According to Davis, some EU guidelines are based on an agreement without Brexit
According to the British Minister for Brexit negotiations, some European Union institutions provide guidance to the business sector that does not expect London and the EU to reach an agreement on the relationship between the post-cessation of UK membership.
David Davis, a Financial Times spokesman, said last month wrote a complaint letter to British Prime Minister Theresa May. In a confidential transcript on the London Economic Day, Davis informed the Head of Government that, in his view, the EU institutions treated Britain with this practice, albeit from other EU countries, even though British EU membership has not yet disappeared and this damages the British business sector.
The letter from the head of the Department of the Departure of the United Kingdom (DExEU) led the EU to take a number of steps that could lead to the loss of agreements and treaties, and British companies may be relocated to other EU countries if the Brexit negotiations are concluded without compromise.
The quoted fragment does not reveal what concrete actions Davis is objecting to. However, according to the minister, the European Commission also makes “unilateral declarations” in such diverse areas as corporate law, civil law, international private law and the transport and protection of live animals.
Davis informed the Head of Government in the letter that he asked for legal advice on the matter and invited the European Commission to amend the EU Guidelines, which also took into account the possibility of establishing a bilateral trade agreement.

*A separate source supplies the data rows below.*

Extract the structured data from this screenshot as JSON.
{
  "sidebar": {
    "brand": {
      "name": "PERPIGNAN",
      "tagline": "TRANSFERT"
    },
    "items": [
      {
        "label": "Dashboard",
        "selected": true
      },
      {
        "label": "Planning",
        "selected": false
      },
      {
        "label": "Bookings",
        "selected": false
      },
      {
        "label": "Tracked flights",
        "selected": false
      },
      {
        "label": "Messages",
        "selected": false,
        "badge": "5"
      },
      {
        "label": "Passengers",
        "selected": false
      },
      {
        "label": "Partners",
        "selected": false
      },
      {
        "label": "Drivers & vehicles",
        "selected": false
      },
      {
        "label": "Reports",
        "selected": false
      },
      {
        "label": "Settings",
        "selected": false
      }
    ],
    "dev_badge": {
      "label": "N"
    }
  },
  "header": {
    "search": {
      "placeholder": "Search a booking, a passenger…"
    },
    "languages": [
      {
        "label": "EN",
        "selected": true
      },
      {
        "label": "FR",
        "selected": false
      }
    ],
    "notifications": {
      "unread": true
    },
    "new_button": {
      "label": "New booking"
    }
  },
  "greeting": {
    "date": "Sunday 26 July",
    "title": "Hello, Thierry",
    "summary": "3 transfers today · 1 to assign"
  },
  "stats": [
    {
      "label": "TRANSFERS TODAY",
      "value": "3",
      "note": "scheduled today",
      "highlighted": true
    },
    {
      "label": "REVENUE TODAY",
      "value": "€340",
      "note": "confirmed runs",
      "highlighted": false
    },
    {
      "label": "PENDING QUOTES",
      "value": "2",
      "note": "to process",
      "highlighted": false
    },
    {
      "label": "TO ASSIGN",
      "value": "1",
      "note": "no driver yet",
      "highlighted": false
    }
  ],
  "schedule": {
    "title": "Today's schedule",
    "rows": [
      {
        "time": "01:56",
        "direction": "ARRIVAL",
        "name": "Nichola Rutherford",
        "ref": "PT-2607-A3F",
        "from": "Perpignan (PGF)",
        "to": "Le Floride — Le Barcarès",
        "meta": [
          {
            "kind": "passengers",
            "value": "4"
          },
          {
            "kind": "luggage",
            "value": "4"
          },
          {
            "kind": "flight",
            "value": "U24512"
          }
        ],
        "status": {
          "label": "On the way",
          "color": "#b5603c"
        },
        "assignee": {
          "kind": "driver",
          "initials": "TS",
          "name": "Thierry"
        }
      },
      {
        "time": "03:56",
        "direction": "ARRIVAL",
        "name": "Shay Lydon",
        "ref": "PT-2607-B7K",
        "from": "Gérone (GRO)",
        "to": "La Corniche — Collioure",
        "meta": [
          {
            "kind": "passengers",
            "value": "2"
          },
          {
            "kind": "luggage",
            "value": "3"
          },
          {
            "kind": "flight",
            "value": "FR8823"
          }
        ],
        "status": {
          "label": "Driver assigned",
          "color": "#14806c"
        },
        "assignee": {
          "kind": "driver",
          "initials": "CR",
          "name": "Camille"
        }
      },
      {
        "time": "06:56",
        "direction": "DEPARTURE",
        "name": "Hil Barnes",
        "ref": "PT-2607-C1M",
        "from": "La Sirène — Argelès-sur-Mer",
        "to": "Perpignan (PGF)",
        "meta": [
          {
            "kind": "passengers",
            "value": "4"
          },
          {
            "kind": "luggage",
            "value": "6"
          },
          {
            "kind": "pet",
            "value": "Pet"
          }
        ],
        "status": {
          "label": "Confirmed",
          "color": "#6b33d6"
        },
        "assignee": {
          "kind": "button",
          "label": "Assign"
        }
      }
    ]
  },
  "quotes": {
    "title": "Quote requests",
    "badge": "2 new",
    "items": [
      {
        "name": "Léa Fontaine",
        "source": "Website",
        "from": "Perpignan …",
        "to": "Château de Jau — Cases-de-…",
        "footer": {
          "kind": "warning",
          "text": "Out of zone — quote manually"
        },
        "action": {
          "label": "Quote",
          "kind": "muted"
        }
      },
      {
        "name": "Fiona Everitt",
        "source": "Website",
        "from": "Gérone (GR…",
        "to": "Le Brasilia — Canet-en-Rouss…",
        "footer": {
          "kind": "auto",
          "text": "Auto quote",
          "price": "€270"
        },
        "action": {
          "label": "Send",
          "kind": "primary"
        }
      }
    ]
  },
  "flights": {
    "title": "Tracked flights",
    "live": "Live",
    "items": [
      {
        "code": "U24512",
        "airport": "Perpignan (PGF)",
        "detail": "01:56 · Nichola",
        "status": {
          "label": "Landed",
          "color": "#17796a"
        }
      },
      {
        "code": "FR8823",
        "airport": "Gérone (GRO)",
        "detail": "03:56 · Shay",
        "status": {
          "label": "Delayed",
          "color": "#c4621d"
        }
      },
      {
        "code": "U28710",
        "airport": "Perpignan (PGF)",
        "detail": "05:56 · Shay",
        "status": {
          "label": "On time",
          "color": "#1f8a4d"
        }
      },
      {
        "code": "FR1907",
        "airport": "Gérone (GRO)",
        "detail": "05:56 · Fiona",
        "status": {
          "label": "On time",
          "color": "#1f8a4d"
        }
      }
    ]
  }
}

However, according to the Financial Times comment, it is unlikely that the EU would modify its Brexit guidelines to companies. The paper recalls that Michel Barnier, a Brexit chief negotiator in the committee, already stated in November: he does not know whether the UK business sector has “explained the whole truth” about the concrete consequences of UK membership.
In addition, the British government itself is barely prepared for the possibility of Brexit without agreement. The Finance Minister, Philip Hammond, announced the budget bill for the new financial year, announcing that the British government will allocate £ 3 billion (more than one thousand billion forints) to any future additional financing needs in connection with the termination of British membership.
Hammond added that the cabinet is preparing for “all possible end-uses” of the negotiations on the conditions of termination of British membership in the EU.
However, after the announcement of the December agreement on the conditions for expiry of British membership in the EU, David Davis said: “With the compromise on the first stage of the Brexit negotiations,” the risk of Britain leaving the European Union out of the European Union without a comprehensive trade agreement is dramatically reduced ” there is also a risk that the rules of the World Trade Organization (WTO) will apply to British trade with the EU after Brexit.
Under WTO rules, customs and non-tariff barriers would increase between the United Kingdom and the European Union, which is now virtually total duty-free trade of almost EUR 640 billion a year.